● Work required:
All lines holding the word "Частота" in the listing below need to be copied.

● Supplied information:
>>
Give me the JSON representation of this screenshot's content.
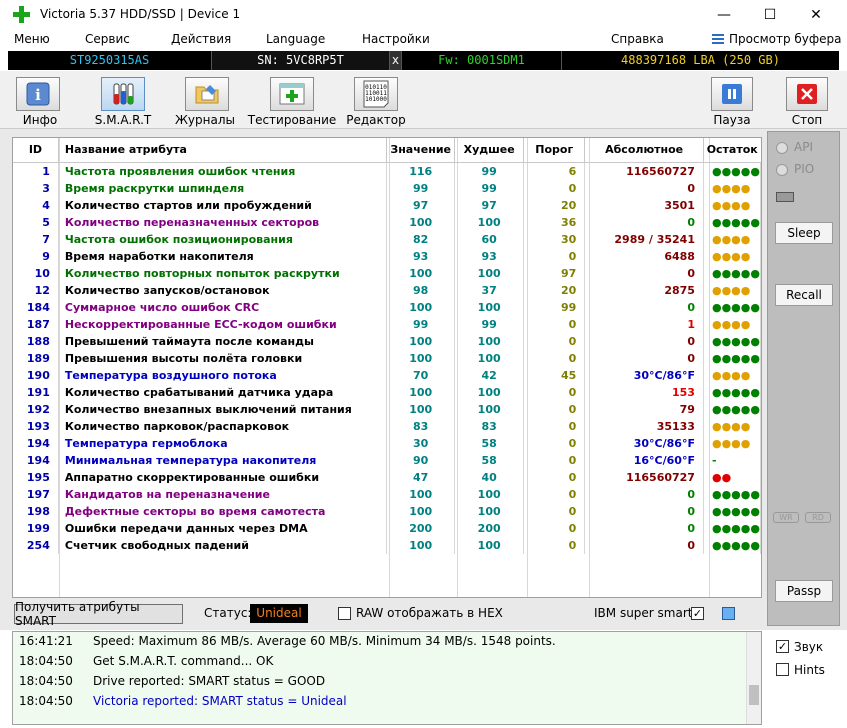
{
  "window": {
    "title": "Victoria 5.37 HDD/SSD | Device 1",
    "minimize": "—",
    "maximize": "☐",
    "close": "✕"
  },
  "menu": {
    "items": [
      "Меню",
      "Сервис",
      "Действия",
      "Language",
      "Настройки",
      "Справка"
    ],
    "buffer_label": "Просмотр буфера"
  },
  "infobar": {
    "model": "ST9250315AS",
    "serial": "SN: 5VC8RP5T",
    "x": "x",
    "firmware": "Fw: 0001SDM1",
    "lba": "488397168 LBA (250 GB)"
  },
  "toolbar": {
    "info": "Инфо",
    "smart": "S.M.A.R.T",
    "logs": "Журналы",
    "test": "Тестирование",
    "editor": "Редактор",
    "pause": "Пауза",
    "stop": "Стоп"
  },
  "table": {
    "headers": {
      "id": "ID",
      "name": "Название атрибута",
      "value": "Значение",
      "worst": "Худшее",
      "threshold": "Порог",
      "absolute": "Абсолютное",
      "remaining": "Остаток"
    },
    "rows": [
      {
        "id": "1",
        "name": "Частота проявления ошибок чтения",
        "value": "116",
        "worst": "99",
        "thr": "6",
        "abs": "116560727",
        "rem": "●●●●●",
        "name_color": "#007000",
        "thr_color": "#808000",
        "abs_color": "#800000",
        "rem_color": "#008000"
      },
      {
        "id": "3",
        "name": "Время раскрутки шпинделя",
        "value": "99",
        "worst": "99",
        "thr": "0",
        "abs": "0",
        "rem": "●●●●",
        "name_color": "#007000",
        "thr_color": "#808000",
        "abs_color": "#800000",
        "rem_color": "#e0a000"
      },
      {
        "id": "4",
        "name": "Количество стартов или пробуждений",
        "value": "97",
        "worst": "97",
        "thr": "20",
        "abs": "3501",
        "rem": "●●●●",
        "name_color": "#000000",
        "thr_color": "#808000",
        "abs_color": "#800000",
        "rem_color": "#e0a000"
      },
      {
        "id": "5",
        "name": "Количество переназначенных секторов",
        "value": "100",
        "worst": "100",
        "thr": "36",
        "abs": "0",
        "rem": "●●●●●",
        "name_color": "#800080",
        "thr_color": "#808000",
        "abs_color": "#008000",
        "rem_color": "#008000"
      },
      {
        "id": "7",
        "name": "Частота ошибок позиционирования",
        "value": "82",
        "worst": "60",
        "thr": "30",
        "abs": "2989 / 35241",
        "rem": "●●●●",
        "name_color": "#007000",
        "thr_color": "#808000",
        "abs_color": "#800000",
        "rem_color": "#e0a000"
      },
      {
        "id": "9",
        "name": "Время наработки накопителя",
        "value": "93",
        "worst": "93",
        "thr": "0",
        "abs": "6488",
        "rem": "●●●●",
        "name_color": "#000000",
        "thr_color": "#808000",
        "abs_color": "#800000",
        "rem_color": "#e0a000"
      },
      {
        "id": "10",
        "name": "Количество повторных попыток раскрутки",
        "value": "100",
        "worst": "100",
        "thr": "97",
        "abs": "0",
        "rem": "●●●●●",
        "name_color": "#007000",
        "thr_color": "#808000",
        "abs_color": "#800000",
        "rem_color": "#008000"
      },
      {
        "id": "12",
        "name": "Количество запусков/остановок",
        "value": "98",
        "worst": "37",
        "thr": "20",
        "abs": "2875",
        "rem": "●●●●",
        "name_color": "#000000",
        "thr_color": "#808000",
        "abs_color": "#800000",
        "rem_color": "#e0a000"
      },
      {
        "id": "184",
        "name": "Суммарное число ошибок CRC",
        "value": "100",
        "worst": "100",
        "thr": "99",
        "abs": "0",
        "rem": "●●●●●",
        "name_color": "#800080",
        "thr_color": "#808000",
        "abs_color": "#008000",
        "rem_color": "#008000"
      },
      {
        "id": "187",
        "name": "Нескорректированные ECC-кодом ошибки",
        "value": "99",
        "worst": "99",
        "thr": "0",
        "abs": "1",
        "rem": "●●●●",
        "name_color": "#800080",
        "thr_color": "#808000",
        "abs_color": "#e00000",
        "rem_color": "#e0a000"
      },
      {
        "id": "188",
        "name": "Превышений таймаута после команды",
        "value": "100",
        "worst": "100",
        "thr": "0",
        "abs": "0",
        "rem": "●●●●●",
        "name_color": "#000000",
        "thr_color": "#808000",
        "abs_color": "#800000",
        "rem_color": "#008000"
      },
      {
        "id": "189",
        "name": "Превышения высоты полёта головки",
        "value": "100",
        "worst": "100",
        "thr": "0",
        "abs": "0",
        "rem": "●●●●●",
        "name_color": "#000000",
        "thr_color": "#808000",
        "abs_color": "#800000",
        "rem_color": "#008000"
      },
      {
        "id": "190",
        "name": "Температура воздушного потока",
        "value": "70",
        "worst": "42",
        "thr": "45",
        "abs": "30°C/86°F",
        "rem": "●●●●",
        "name_color": "#0000c0",
        "thr_color": "#808000",
        "abs_color": "#0000c0",
        "rem_color": "#e0a000"
      },
      {
        "id": "191",
        "name": "Количество срабатываний датчика удара",
        "value": "100",
        "worst": "100",
        "thr": "0",
        "abs": "153",
        "rem": "●●●●●",
        "name_color": "#000000",
        "thr_color": "#808000",
        "abs_color": "#e00000",
        "rem_color": "#008000"
      },
      {
        "id": "192",
        "name": "Количество внезапных выключений питания",
        "value": "100",
        "worst": "100",
        "thr": "0",
        "abs": "79",
        "rem": "●●●●●",
        "name_color": "#000000",
        "thr_color": "#808000",
        "abs_color": "#800000",
        "rem_color": "#008000"
      },
      {
        "id": "193",
        "name": "Количество парковок/распарковок",
        "value": "83",
        "worst": "83",
        "thr": "0",
        "abs": "35133",
        "rem": "●●●●",
        "name_color": "#000000",
        "thr_color": "#808000",
        "abs_color": "#800000",
        "rem_color": "#e0a000"
      },
      {
        "id": "194",
        "name": "Температура гермоблока",
        "value": "30",
        "worst": "58",
        "thr": "0",
        "abs": "30°C/86°F",
        "rem": "●●●●",
        "name_color": "#0000c0",
        "thr_color": "#808000",
        "abs_color": "#0000c0",
        "rem_color": "#e0a000"
      },
      {
        "id": "194",
        "name": "Минимальная температура накопителя",
        "value": "90",
        "worst": "58",
        "thr": "0",
        "abs": "16°C/60°F",
        "rem": "-",
        "name_color": "#0000c0",
        "thr_color": "#808000",
        "abs_color": "#0000c0",
        "rem_color": "#008000"
      },
      {
        "id": "195",
        "name": "Аппаратно скорректированные ошибки",
        "value": "47",
        "worst": "40",
        "thr": "0",
        "abs": "116560727",
        "rem": "●●",
        "name_color": "#000000",
        "thr_color": "#808000",
        "abs_color": "#800000",
        "rem_color": "#e00000"
      },
      {
        "id": "197",
        "name": "Кандидатов на переназначение",
        "value": "100",
        "worst": "100",
        "thr": "0",
        "abs": "0",
        "rem": "●●●●●",
        "name_color": "#800080",
        "thr_color": "#808000",
        "abs_color": "#008000",
        "rem_color": "#008000"
      },
      {
        "id": "198",
        "name": "Дефектные секторы во время самотеста",
        "value": "100",
        "worst": "100",
        "thr": "0",
        "abs": "0",
        "rem": "●●●●●",
        "name_color": "#800080",
        "thr_color": "#808000",
        "abs_color": "#008000",
        "rem_color": "#008000"
      },
      {
        "id": "199",
        "name": "Ошибки передачи данных через DMA",
        "value": "200",
        "worst": "200",
        "thr": "0",
        "abs": "0",
        "rem": "●●●●●",
        "name_color": "#000000",
        "thr_color": "#808000",
        "abs_color": "#008000",
        "rem_color": "#008000"
      },
      {
        "id": "254",
        "name": "Счетчик свободных падений",
        "value": "100",
        "worst": "100",
        "thr": "0",
        "abs": "0",
        "rem": "●●●●●",
        "name_color": "#000000",
        "thr_color": "#808000",
        "abs_color": "#800000",
        "rem_color": "#008000"
      }
    ]
  },
  "right_panel": {
    "api": "API",
    "pio": "PIO",
    "sleep": "Sleep",
    "recall": "Recall",
    "wr": "WR",
    "rd": "RD",
    "passp": "Passp"
  },
  "status": {
    "get_attrs": "Получить атрибуты SMART",
    "status_label": "Статус:",
    "status_value": "Unideal",
    "raw_hex": "RAW отображать в HEX",
    "ibm": "IBM super smart:",
    "ibm_checked": "✓"
  },
  "log": [
    {
      "time": "16:41:21",
      "msg": "Speed: Maximum 86 MB/s. Average 60 MB/s. Minimum 34 MB/s. 1548 points.",
      "color": "#000000"
    },
    {
      "time": "18:04:50",
      "msg": "Get S.M.A.R.T. command... OK",
      "color": "#000000"
    },
    {
      "time": "18:04:50",
      "msg": "Drive reported: SMART status = GOOD",
      "color": "#000000"
    },
    {
      "time": "18:04:50",
      "msg": "Victoria reported: SMART status = Unideal",
      "color": "#0000c0"
    }
  ],
  "side_options": {
    "sound": "Звук",
    "sound_checked": "✓",
    "hints": "Hints"
  }
}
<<
● Problem solution:
        "name": "Частота проявления ошибок чтения",
        "name": "Частота ошибок позиционирования",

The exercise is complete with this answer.